The Man in the Iron Mask with Leonardo DiCaprio. The Man in the White Suit with Alec Guinness. The Man in the Gray Flannel Suit with Gregory Peck. The Man in the Moon with Jim Carrey. How about The Man in the Glass Booth with Maximilian Schell? Schell (The Black Hole, Topkapi) was the defense attorney in Stanley Kramer’s Judgement at Nuremberg (1961), but it is his captivating and manic performance as Arthur Goldman in Arthur Hiller’s The Man in the Glass Booth (1975) that really caught my attention. I can only say Hiller (The Out of Towners, Silver Streak) directed it because it is Schell’s performance that makes it. This is such a bizarre and interesting film. Maximilian Schell plays a wealthy eccentric Holocaust survivor living in luxury in New York City. Prone to both irreverent outbursts critical of religion and flashback spells that make him temporarily catatonic, Arthur Goldman is a strange persona indeed, but he just gets stranger. When a group of Israelis kidnap him with the intent of putting him on trial for war crimes (they believe Goldman to be a falsified alias), Goldman goes totally berserk, but not in the way you might expect. He completely shifts personas and becomes the Nazi war criminal he is accused of being. He insists on defending himself and that he be allowed to wear his Nazi uniform. The idiosyncratic Jewish New Yorker and Holocaust survivor metamorphosizes, without batting an eye, into a barking Nazi lunatic with total devotion to the extinct Cause. During the wild trial Goldman must be kept in a glass booth to keep his offensive testimonies and unhinged craziness in check. When it appears that much of the evidence against Goldman is forged (and by Goldman himself) the Jewish court has to re-evaluate everything. The audience is confused too. Who has he been fooling and why? We knew Goldman was nuts but which persona was his fake one? It’s not as clear as we once thought. This is a fascinating and bizarre film that really resonated with me. It’s been weeks and I still can’t shake it. Is it the story of post-war trauma or Jewish guilt?
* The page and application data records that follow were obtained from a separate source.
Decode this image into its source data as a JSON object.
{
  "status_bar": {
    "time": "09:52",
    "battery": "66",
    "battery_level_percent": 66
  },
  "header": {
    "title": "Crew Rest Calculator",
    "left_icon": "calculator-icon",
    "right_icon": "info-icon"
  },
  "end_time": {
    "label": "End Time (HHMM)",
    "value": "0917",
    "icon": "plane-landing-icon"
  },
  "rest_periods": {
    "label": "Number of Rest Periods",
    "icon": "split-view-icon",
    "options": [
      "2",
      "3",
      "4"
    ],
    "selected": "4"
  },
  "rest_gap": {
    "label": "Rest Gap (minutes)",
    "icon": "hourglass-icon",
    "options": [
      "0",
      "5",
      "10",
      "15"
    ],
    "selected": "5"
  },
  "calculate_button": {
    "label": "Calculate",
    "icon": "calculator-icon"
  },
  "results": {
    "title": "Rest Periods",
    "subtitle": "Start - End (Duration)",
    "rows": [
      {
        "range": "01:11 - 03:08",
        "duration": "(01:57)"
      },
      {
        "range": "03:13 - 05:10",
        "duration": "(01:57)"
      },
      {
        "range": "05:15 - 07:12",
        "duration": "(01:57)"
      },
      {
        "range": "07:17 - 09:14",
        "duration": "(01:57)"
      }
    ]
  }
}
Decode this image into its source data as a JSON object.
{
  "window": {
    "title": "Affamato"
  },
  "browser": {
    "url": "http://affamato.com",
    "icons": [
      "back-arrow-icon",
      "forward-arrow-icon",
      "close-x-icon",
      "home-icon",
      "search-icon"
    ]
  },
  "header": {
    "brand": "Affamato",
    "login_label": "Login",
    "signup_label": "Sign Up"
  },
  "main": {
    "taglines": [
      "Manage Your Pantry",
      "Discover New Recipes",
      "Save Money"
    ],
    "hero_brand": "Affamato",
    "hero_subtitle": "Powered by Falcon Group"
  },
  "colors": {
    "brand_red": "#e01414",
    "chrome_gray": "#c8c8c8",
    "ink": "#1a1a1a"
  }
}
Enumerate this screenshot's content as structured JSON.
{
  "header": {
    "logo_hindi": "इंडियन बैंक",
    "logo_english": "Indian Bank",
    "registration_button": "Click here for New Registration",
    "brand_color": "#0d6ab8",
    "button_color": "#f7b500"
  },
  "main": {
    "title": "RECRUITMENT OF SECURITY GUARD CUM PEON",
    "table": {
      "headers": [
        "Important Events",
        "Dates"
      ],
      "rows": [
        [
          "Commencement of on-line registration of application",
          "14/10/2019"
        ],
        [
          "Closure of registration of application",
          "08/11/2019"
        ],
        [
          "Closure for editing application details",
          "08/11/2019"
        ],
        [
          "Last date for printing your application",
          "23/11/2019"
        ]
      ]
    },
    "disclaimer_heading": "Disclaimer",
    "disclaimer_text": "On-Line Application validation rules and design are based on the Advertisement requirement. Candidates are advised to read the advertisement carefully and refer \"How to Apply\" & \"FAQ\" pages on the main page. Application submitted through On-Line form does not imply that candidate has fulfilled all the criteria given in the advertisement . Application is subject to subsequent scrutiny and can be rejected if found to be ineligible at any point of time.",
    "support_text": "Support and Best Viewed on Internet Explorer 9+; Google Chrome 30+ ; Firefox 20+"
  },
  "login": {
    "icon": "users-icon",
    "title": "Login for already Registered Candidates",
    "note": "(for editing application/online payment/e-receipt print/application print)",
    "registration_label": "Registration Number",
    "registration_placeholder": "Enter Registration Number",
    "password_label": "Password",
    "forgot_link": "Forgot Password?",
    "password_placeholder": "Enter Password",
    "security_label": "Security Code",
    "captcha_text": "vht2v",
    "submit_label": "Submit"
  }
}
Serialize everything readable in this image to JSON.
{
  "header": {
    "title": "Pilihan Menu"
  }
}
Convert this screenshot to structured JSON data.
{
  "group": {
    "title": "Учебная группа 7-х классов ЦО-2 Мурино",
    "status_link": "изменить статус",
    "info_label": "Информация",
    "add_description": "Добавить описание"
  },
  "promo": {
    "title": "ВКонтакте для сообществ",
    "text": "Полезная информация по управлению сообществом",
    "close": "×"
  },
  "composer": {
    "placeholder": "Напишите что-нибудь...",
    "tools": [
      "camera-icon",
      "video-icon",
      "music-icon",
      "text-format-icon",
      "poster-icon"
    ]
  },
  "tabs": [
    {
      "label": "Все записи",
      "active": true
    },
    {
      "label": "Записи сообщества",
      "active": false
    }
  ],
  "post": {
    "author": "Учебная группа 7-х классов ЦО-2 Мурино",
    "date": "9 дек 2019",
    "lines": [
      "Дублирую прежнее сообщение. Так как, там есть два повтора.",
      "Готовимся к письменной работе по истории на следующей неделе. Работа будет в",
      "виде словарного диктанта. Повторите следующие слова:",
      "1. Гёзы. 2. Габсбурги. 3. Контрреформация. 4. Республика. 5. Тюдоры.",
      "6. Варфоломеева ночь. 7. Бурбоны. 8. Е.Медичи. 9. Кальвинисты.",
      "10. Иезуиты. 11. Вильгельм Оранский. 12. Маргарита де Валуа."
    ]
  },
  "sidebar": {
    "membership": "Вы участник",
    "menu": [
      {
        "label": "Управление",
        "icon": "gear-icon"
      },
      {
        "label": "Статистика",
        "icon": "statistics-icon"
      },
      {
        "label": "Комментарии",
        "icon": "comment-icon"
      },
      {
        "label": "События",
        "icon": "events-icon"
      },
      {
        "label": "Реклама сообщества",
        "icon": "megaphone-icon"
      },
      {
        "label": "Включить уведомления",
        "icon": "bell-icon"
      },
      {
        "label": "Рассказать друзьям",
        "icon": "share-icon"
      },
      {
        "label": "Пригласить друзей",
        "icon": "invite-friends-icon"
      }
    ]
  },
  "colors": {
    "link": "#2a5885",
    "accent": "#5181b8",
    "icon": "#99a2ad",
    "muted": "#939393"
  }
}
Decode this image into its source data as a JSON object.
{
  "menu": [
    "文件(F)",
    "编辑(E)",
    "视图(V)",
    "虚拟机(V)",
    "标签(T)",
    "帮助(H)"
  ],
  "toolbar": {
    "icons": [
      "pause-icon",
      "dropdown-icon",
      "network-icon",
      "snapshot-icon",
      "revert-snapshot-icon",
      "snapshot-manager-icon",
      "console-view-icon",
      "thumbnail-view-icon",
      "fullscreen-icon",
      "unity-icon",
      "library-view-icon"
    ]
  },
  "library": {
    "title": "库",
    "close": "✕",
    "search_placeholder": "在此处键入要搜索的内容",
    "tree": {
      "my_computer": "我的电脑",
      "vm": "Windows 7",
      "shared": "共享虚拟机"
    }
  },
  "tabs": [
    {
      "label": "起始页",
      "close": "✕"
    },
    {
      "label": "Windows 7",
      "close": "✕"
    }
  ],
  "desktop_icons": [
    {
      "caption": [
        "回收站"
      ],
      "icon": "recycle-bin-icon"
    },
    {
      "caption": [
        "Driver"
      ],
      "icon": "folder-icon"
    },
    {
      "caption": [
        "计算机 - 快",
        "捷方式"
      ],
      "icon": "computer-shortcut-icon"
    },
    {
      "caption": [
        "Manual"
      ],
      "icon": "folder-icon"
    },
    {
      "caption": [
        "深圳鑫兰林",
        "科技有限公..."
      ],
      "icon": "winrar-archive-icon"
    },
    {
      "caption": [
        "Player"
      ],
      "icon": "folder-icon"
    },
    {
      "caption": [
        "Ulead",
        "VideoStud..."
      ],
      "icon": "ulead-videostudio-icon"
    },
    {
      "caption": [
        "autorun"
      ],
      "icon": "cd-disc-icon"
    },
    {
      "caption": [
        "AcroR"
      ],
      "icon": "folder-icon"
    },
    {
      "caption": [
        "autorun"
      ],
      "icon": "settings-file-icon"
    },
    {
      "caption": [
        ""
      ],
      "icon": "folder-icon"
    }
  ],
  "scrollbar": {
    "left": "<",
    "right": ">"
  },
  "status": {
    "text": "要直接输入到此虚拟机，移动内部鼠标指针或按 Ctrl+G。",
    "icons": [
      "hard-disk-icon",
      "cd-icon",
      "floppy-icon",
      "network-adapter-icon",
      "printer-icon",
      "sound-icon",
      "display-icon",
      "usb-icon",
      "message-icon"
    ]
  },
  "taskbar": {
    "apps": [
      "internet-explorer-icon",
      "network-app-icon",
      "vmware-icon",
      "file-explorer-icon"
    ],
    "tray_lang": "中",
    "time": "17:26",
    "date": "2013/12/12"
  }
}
Is it Schell’s insane Oscar-nominated performance? Is it the chilling final minutes? I don’t know, but I can say that despite the film’s cinematic shortcomings I would recommend it.

Interestingly, The Man in the Glass Booth was also based on a novel written by the great Robert Shaw (Jaws, The Sting) who also played a Nazi himself in Battle of the Bulge (1965) opposite Henry Fonda (12 Angry Men).

Nearly 70 years after the war and Nazis are still iconic screen villains. Sometimes serious (Schindler’s List), sometimes silly (Dead Snow), but always recognizable. If you are looking for some truly different films about Nazis check out some of the titles I’ve mentioned in this article. Some of these should be fairly easy to come by because they’re so famous (Marathon Man, The Blues Brothers), but I would encourage you to check out the others as they offer something much more offbeat than your typical fair.